Data about app and page elements
+ + + + +

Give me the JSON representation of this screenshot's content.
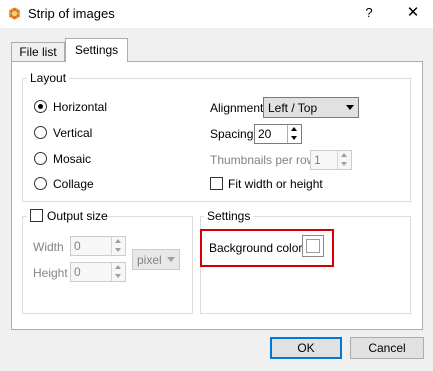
{
  "window": {
    "title": "Strip of images",
    "help_label": "?",
    "close_label": "✕"
  },
  "tabs": [
    {
      "label": "File list",
      "active": false
    },
    {
      "label": "Settings",
      "active": true
    }
  ],
  "layout": {
    "group_label": "Layout",
    "options": [
      "Horizontal",
      "Vertical",
      "Mosaic",
      "Collage"
    ],
    "selected": "Horizontal",
    "alignment_label": "Alignment",
    "alignment_value": "Left / Top",
    "spacing_label": "Spacing",
    "spacing_value": "20",
    "thumbs_per_row_label": "Thumbnails per row",
    "thumbs_per_row_value": "1",
    "fit_label": "Fit width or height"
  },
  "output_size": {
    "label": "Output size",
    "width_label": "Width",
    "width_value": "0",
    "height_label": "Height",
    "height_value": "0",
    "unit_value": "pixel"
  },
  "settings": {
    "group_label": "Settings",
    "bg_color_label": "Background color",
    "bg_color": "#ffffff",
    "highlight_color": "#d40000"
  },
  "buttons": {
    "ok": "OK",
    "cancel": "Cancel"
  }
}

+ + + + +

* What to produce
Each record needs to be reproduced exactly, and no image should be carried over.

* Solution for this problem
Give me the JSON representation of this screenshot's content.
{
  "window": {
    "title": "Strip of images",
    "help_label": "?",
    "close_label": "✕"
  },
  "tabs": [
    {
      "label": "File list",
      "active": false
    },
    {
      "label": "Settings",
      "active": true
    }
  ],
  "layout": {
    "group_label": "Layout",
    "options": [
      "Horizontal",
      "Vertical",
      "Mosaic",
      "Collage"
    ],
    "selected": "Horizontal",
    "alignment_label": "Alignment",
    "alignment_value": "Left / Top",
    "spacing_label": "Spacing",
    "spacing_value": "20",
    "thumbs_per_row_label": "Thumbnails per row",
    "thumbs_per_row_value": "1",
    "fit_label": "Fit width or height"
  },
  "output_size": {
    "label": "Output size",
    "width_label": "Width",
    "width_value": "0",
    "height_label": "Height",
    "height_value": "0",
    "unit_value": "pixel"
  },
  "settings": {
    "group_label": "Settings",
    "bg_color_label": "Background color",
    "bg_color": "#ffffff",
    "highlight_color": "#d40000"
  },
  "buttons": {
    "ok": "OK",
    "cancel": "Cancel"
  }
}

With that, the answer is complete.